[DATA FOR PROCESSING]
BEGIN

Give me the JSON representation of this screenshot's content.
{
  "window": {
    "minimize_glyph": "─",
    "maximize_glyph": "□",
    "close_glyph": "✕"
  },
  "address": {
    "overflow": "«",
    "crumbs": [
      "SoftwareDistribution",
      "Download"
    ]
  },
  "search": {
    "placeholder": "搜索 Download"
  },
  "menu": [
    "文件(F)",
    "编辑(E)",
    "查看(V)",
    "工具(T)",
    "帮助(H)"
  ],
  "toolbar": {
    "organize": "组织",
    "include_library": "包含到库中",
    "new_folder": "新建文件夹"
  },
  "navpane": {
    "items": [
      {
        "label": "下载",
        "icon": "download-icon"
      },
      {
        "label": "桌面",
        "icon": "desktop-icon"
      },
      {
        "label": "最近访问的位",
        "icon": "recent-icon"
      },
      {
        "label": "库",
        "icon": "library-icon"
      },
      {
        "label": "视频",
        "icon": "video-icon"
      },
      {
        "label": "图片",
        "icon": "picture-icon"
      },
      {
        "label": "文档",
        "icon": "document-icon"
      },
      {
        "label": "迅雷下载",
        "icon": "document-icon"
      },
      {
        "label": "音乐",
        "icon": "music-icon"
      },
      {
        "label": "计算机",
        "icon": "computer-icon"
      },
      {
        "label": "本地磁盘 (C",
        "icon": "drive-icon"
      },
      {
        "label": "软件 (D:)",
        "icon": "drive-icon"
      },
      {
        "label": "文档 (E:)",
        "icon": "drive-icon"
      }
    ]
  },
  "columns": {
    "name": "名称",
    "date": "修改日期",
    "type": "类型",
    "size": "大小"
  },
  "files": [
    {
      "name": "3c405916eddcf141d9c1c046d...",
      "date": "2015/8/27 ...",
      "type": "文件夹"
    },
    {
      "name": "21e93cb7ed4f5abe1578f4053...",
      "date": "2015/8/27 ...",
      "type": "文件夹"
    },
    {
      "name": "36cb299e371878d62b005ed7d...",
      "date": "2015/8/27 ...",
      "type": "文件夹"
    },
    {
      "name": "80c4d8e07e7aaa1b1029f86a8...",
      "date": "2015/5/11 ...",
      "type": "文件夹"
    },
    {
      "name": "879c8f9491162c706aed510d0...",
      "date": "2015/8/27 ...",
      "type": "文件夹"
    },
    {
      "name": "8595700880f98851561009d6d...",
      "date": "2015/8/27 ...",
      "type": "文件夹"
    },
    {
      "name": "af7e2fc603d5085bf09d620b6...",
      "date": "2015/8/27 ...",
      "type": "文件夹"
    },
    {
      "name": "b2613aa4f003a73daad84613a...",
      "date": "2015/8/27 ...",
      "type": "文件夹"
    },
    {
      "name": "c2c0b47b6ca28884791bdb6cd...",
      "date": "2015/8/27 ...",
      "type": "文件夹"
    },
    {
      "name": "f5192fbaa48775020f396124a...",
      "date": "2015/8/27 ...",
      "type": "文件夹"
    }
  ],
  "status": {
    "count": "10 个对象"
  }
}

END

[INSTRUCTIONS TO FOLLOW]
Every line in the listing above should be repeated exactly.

[WRITTEN RESPONSE]
Give me the JSON representation of this screenshot's content.
{
  "window": {
    "minimize_glyph": "─",
    "maximize_glyph": "□",
    "close_glyph": "✕"
  },
  "address": {
    "overflow": "«",
    "crumbs": [
      "SoftwareDistribution",
      "Download"
    ]
  },
  "search": {
    "placeholder": "搜索 Download"
  },
  "menu": [
    "文件(F)",
    "编辑(E)",
    "查看(V)",
    "工具(T)",
    "帮助(H)"
  ],
  "toolbar": {
    "organize": "组织",
    "include_library": "包含到库中",
    "new_folder": "新建文件夹"
  },
  "navpane": {
    "items": [
      {
        "label": "下载",
        "icon": "download-icon"
      },
      {
        "label": "桌面",
        "icon": "desktop-icon"
      },
      {
        "label": "最近访问的位",
        "icon": "recent-icon"
      },
      {
        "label": "库",
        "icon": "library-icon"
      },
      {
        "label": "视频",
        "icon": "video-icon"
      },
      {
        "label": "图片",
        "icon": "picture-icon"
      },
      {
        "label": "文档",
        "icon": "document-icon"
      },
      {
        "label": "迅雷下载",
        "icon": "document-icon"
      },
      {
        "label": "音乐",
        "icon": "music-icon"
      },
      {
        "label": "计算机",
        "icon": "computer-icon"
      },
      {
        "label": "本地磁盘 (C",
        "icon": "drive-icon"
      },
      {
        "label": "软件 (D:)",
        "icon": "drive-icon"
      },
      {
        "label": "文档 (E:)",
        "icon": "drive-icon"
      }
    ]
  },
  "columns": {
    "name": "名称",
    "date": "修改日期",
    "type": "类型",
    "size": "大小"
  },
  "files": [
    {
      "name": "3c405916eddcf141d9c1c046d...",
      "date": "2015/8/27 ...",
      "type": "文件夹"
    },
    {
      "name": "21e93cb7ed4f5abe1578f4053...",
      "date": "2015/8/27 ...",
      "type": "文件夹"
    },
    {
      "name": "36cb299e371878d62b005ed7d...",
      "date": "2015/8/27 ...",
      "type": "文件夹"
    },
    {
      "name": "80c4d8e07e7aaa1b1029f86a8...",
      "date": "2015/5/11 ...",
      "type": "文件夹"
    },
    {
      "name": "879c8f9491162c706aed510d0...",
      "date": "2015/8/27 ...",
      "type": "文件夹"
    },
    {
      "name": "8595700880f98851561009d6d...",
      "date": "2015/8/27 ...",
      "type": "文件夹"
    },
    {
      "name": "af7e2fc603d5085bf09d620b6...",
      "date": "2015/8/27 ...",
      "type": "文件夹"
    },
    {
      "name": "b2613aa4f003a73daad84613a...",
      "date": "2015/8/27 ...",
      "type": "文件夹"
    },
    {
      "name": "c2c0b47b6ca28884791bdb6cd...",
      "date": "2015/8/27 ...",
      "type": "文件夹"
    },
    {
      "name": "f5192fbaa48775020f396124a...",
      "date": "2015/8/27 ...",
      "type": "文件夹"
    }
  ],
  "status": {
    "count": "10 个对象"
  }
}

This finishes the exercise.